BEGIN Records shown

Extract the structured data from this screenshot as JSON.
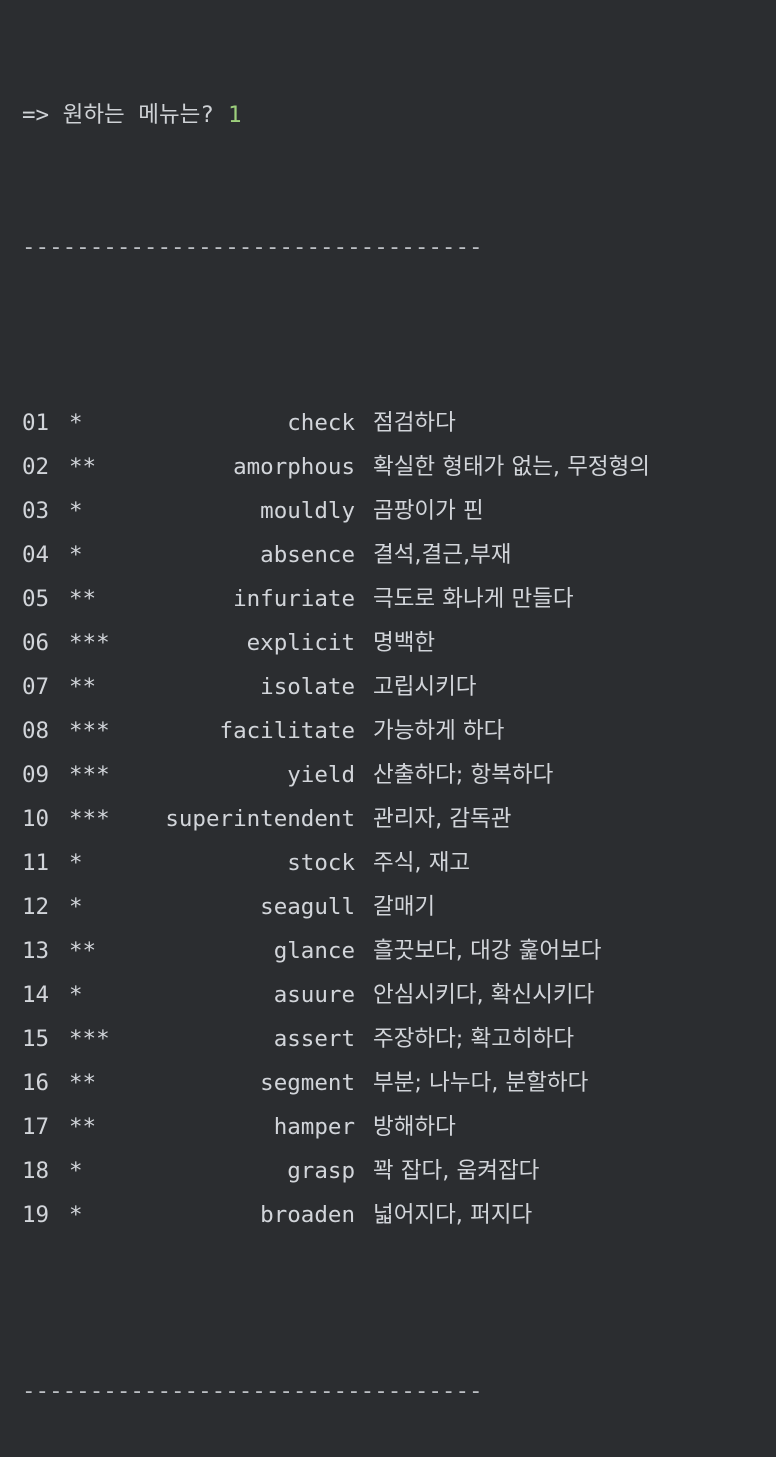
{
  "prompt": {
    "label": "=> 원하는 메뉴는?",
    "value": "1"
  },
  "divider": "----------------------------------",
  "words": [
    {
      "num": "01",
      "stars": "*",
      "word": "check",
      "meaning": "점검하다"
    },
    {
      "num": "02",
      "stars": "**",
      "word": "amorphous",
      "meaning": "확실한 형태가 없는, 무정형의"
    },
    {
      "num": "03",
      "stars": "*",
      "word": "mouldly",
      "meaning": "곰팡이가 핀"
    },
    {
      "num": "04",
      "stars": "*",
      "word": "absence",
      "meaning": "결석,결근,부재"
    },
    {
      "num": "05",
      "stars": "**",
      "word": "infuriate",
      "meaning": "극도로 화나게 만들다"
    },
    {
      "num": "06",
      "stars": "***",
      "word": "explicit",
      "meaning": "명백한"
    },
    {
      "num": "07",
      "stars": "**",
      "word": "isolate",
      "meaning": "고립시키다"
    },
    {
      "num": "08",
      "stars": "***",
      "word": "facilitate",
      "meaning": "가능하게 하다"
    },
    {
      "num": "09",
      "stars": "***",
      "word": "yield",
      "meaning": "산출하다; 항복하다"
    },
    {
      "num": "10",
      "stars": "***",
      "word": "superintendent",
      "meaning": "관리자, 감독관"
    },
    {
      "num": "11",
      "stars": "*",
      "word": "stock",
      "meaning": "주식, 재고"
    },
    {
      "num": "12",
      "stars": "*",
      "word": "seagull",
      "meaning": "갈매기"
    },
    {
      "num": "13",
      "stars": "**",
      "word": "glance",
      "meaning": "흘끗보다, 대강 훑어보다"
    },
    {
      "num": "14",
      "stars": "*",
      "word": "asuure",
      "meaning": "안심시키다, 확신시키다"
    },
    {
      "num": "15",
      "stars": "***",
      "word": "assert",
      "meaning": "주장하다; 확고히하다"
    },
    {
      "num": "16",
      "stars": "**",
      "word": "segment",
      "meaning": "부분; 나누다, 분할하다"
    },
    {
      "num": "17",
      "stars": "**",
      "word": "hamper",
      "meaning": "방해하다"
    },
    {
      "num": "18",
      "stars": "*",
      "word": "grasp",
      "meaning": "꽉 잡다, 움켜잡다"
    },
    {
      "num": "19",
      "stars": "*",
      "word": "broaden",
      "meaning": "넓어지다, 퍼지다"
    }
  ],
  "colors": {
    "background": "#2b2d30",
    "text": "#d2d5da",
    "input_value": "#9dcf7c"
  }
}
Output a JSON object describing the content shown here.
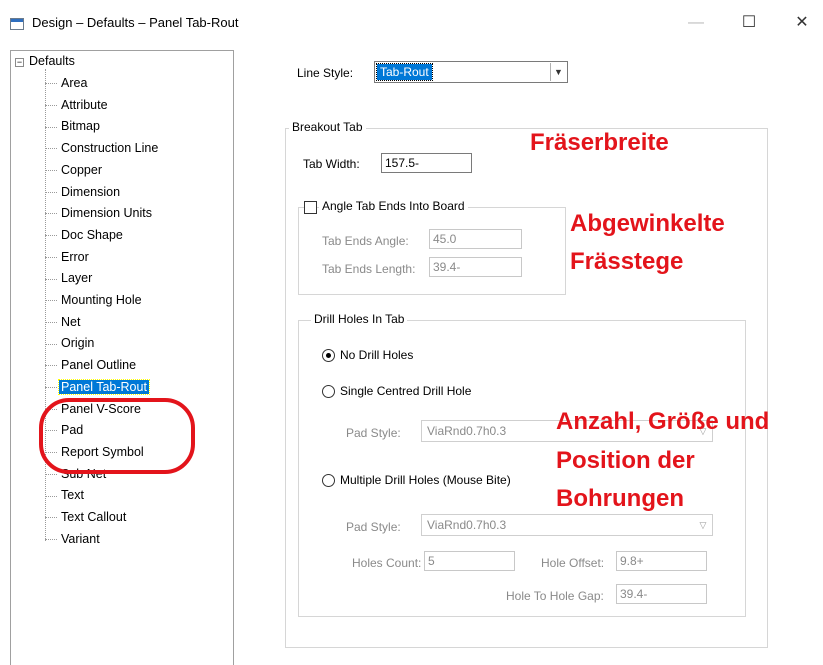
{
  "window": {
    "title": "Design – Defaults – Panel Tab-Rout",
    "minimize_glyph": "—",
    "maximize_glyph": "☐",
    "close_glyph": "✕"
  },
  "tree": {
    "root_label": "Defaults",
    "expander_glyph": "−",
    "items": [
      {
        "label": "Area"
      },
      {
        "label": "Attribute"
      },
      {
        "label": "Bitmap"
      },
      {
        "label": "Construction Line"
      },
      {
        "label": "Copper"
      },
      {
        "label": "Dimension"
      },
      {
        "label": "Dimension Units"
      },
      {
        "label": "Doc Shape"
      },
      {
        "label": "Error"
      },
      {
        "label": "Layer"
      },
      {
        "label": "Mounting Hole"
      },
      {
        "label": "Net"
      },
      {
        "label": "Origin"
      },
      {
        "label": "Panel Outline"
      },
      {
        "label": "Panel Tab-Rout",
        "selected": true
      },
      {
        "label": "Panel V-Score"
      },
      {
        "label": "Pad"
      },
      {
        "label": "Report Symbol"
      },
      {
        "label": "Sub Net"
      },
      {
        "label": "Text"
      },
      {
        "label": "Text Callout"
      },
      {
        "label": "Variant"
      }
    ]
  },
  "form": {
    "line_style": {
      "label": "Line Style:",
      "value": "Tab-Rout"
    },
    "breakout_tab": {
      "title": "Breakout Tab",
      "tab_width": {
        "label": "Tab Width:",
        "value": "157.5-"
      },
      "angle_tab": {
        "checkbox_label": "Angle Tab Ends Into Board",
        "checked": false,
        "ends_angle": {
          "label": "Tab Ends Angle:",
          "value": "45.0"
        },
        "ends_length": {
          "label": "Tab Ends Length:",
          "value": "39.4-"
        }
      },
      "drill_holes": {
        "title": "Drill Holes In Tab",
        "no_drill_label": "No Drill Holes",
        "single_label": "Single Centred Drill Hole",
        "single_pad_style": {
          "label": "Pad Style:",
          "value": "ViaRnd0.7h0.3"
        },
        "multiple_label": "Multiple Drill Holes (Mouse Bite)",
        "multiple_pad_style": {
          "label": "Pad Style:",
          "value": "ViaRnd0.7h0.3"
        },
        "holes_count": {
          "label": "Holes Count:",
          "value": "5"
        },
        "hole_offset": {
          "label": "Hole Offset:",
          "value": "9.8+"
        },
        "hole_gap": {
          "label": "Hole To Hole Gap:",
          "value": "39.4-"
        },
        "selected_option": "no_drill"
      }
    }
  },
  "annotations": {
    "cutter_width": "Fräserbreite",
    "angled_tabs_line1": "Abgewinkelte",
    "angled_tabs_line2": "Frässtege",
    "holes_line1": "Anzahl, Größe und",
    "holes_line2": "Position der",
    "holes_line3": "Bohrungen",
    "color": "#e3141b"
  }
}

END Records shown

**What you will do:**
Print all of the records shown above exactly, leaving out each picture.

**Answer:**
Extract the structured data from this screenshot as JSON.
{
  "prompt": {
    "label": "=> 원하는 메뉴는?",
    "value": "1"
  },
  "divider": "----------------------------------",
  "words": [
    {
      "num": "01",
      "stars": "*",
      "word": "check",
      "meaning": "점검하다"
    },
    {
      "num": "02",
      "stars": "**",
      "word": "amorphous",
      "meaning": "확실한 형태가 없는, 무정형의"
    },
    {
      "num": "03",
      "stars": "*",
      "word": "mouldly",
      "meaning": "곰팡이가 핀"
    },
    {
      "num": "04",
      "stars": "*",
      "word": "absence",
      "meaning": "결석,결근,부재"
    },
    {
      "num": "05",
      "stars": "**",
      "word": "infuriate",
      "meaning": "극도로 화나게 만들다"
    },
    {
      "num": "06",
      "stars": "***",
      "word": "explicit",
      "meaning": "명백한"
    },
    {
      "num": "07",
      "stars": "**",
      "word": "isolate",
      "meaning": "고립시키다"
    },
    {
      "num": "08",
      "stars": "***",
      "word": "facilitate",
      "meaning": "가능하게 하다"
    },
    {
      "num": "09",
      "stars": "***",
      "word": "yield",
      "meaning": "산출하다; 항복하다"
    },
    {
      "num": "10",
      "stars": "***",
      "word": "superintendent",
      "meaning": "관리자, 감독관"
    },
    {
      "num": "11",
      "stars": "*",
      "word": "stock",
      "meaning": "주식, 재고"
    },
    {
      "num": "12",
      "stars": "*",
      "word": "seagull",
      "meaning": "갈매기"
    },
    {
      "num": "13",
      "stars": "**",
      "word": "glance",
      "meaning": "흘끗보다, 대강 훑어보다"
    },
    {
      "num": "14",
      "stars": "*",
      "word": "asuure",
      "meaning": "안심시키다, 확신시키다"
    },
    {
      "num": "15",
      "stars": "***",
      "word": "assert",
      "meaning": "주장하다; 확고히하다"
    },
    {
      "num": "16",
      "stars": "**",
      "word": "segment",
      "meaning": "부분; 나누다, 분할하다"
    },
    {
      "num": "17",
      "stars": "**",
      "word": "hamper",
      "meaning": "방해하다"
    },
    {
      "num": "18",
      "stars": "*",
      "word": "grasp",
      "meaning": "꽉 잡다, 움켜잡다"
    },
    {
      "num": "19",
      "stars": "*",
      "word": "broaden",
      "meaning": "넓어지다, 퍼지다"
    }
  ],
  "colors": {
    "background": "#2b2d30",
    "text": "#d2d5da",
    "input_value": "#9dcf7c"
  }
}
Output a JSON object describing the content shown here.
{
  "window": {
    "title": "Design – Defaults – Panel Tab-Rout",
    "minimize_glyph": "—",
    "maximize_glyph": "☐",
    "close_glyph": "✕"
  },
  "tree": {
    "root_label": "Defaults",
    "expander_glyph": "−",
    "items": [
      {
        "label": "Area"
      },
      {
        "label": "Attribute"
      },
      {
        "label": "Bitmap"
      },
      {
        "label": "Construction Line"
      },
      {
        "label": "Copper"
      },
      {
        "label": "Dimension"
      },
      {
        "label": "Dimension Units"
      },
      {
        "label": "Doc Shape"
      },
      {
        "label": "Error"
      },
      {
        "label": "Layer"
      },
      {
        "label": "Mounting Hole"
      },
      {
        "label": "Net"
      },
      {
        "label": "Origin"
      },
      {
        "label": "Panel Outline"
      },
      {
        "label": "Panel Tab-Rout",
        "selected": true
      },
      {
        "label": "Panel V-Score"
      },
      {
        "label": "Pad"
      },
      {
        "label": "Report Symbol"
      },
      {
        "label": "Sub Net"
      },
      {
        "label": "Text"
      },
      {
        "label": "Text Callout"
      },
      {
        "label": "Variant"
      }
    ]
  },
  "form": {
    "line_style": {
      "label": "Line Style:",
      "value": "Tab-Rout"
    },
    "breakout_tab": {
      "title": "Breakout Tab",
      "tab_width": {
        "label": "Tab Width:",
        "value": "157.5-"
      },
      "angle_tab": {
        "checkbox_label": "Angle Tab Ends Into Board",
        "checked": false,
        "ends_angle": {
          "label": "Tab Ends Angle:",
          "value": "45.0"
        },
        "ends_length": {
          "label": "Tab Ends Length:",
          "value": "39.4-"
        }
      },
      "drill_holes": {
        "title": "Drill Holes In Tab",
        "no_drill_label": "No Drill Holes",
        "single_label": "Single Centred Drill Hole",
        "single_pad_style": {
          "label": "Pad Style:",
          "value": "ViaRnd0.7h0.3"
        },
        "multiple_label": "Multiple Drill Holes (Mouse Bite)",
        "multiple_pad_style": {
          "label": "Pad Style:",
          "value": "ViaRnd0.7h0.3"
        },
        "holes_count": {
          "label": "Holes Count:",
          "value": "5"
        },
        "hole_offset": {
          "label": "Hole Offset:",
          "value": "9.8+"
        },
        "hole_gap": {
          "label": "Hole To Hole Gap:",
          "value": "39.4-"
        },
        "selected_option": "no_drill"
      }
    }
  },
  "annotations": {
    "cutter_width": "Fräserbreite",
    "angled_tabs_line1": "Abgewinkelte",
    "angled_tabs_line2": "Frässtege",
    "holes_line1": "Anzahl, Größe und",
    "holes_line2": "Position der",
    "holes_line3": "Bohrungen",
    "color": "#e3141b"
  }
}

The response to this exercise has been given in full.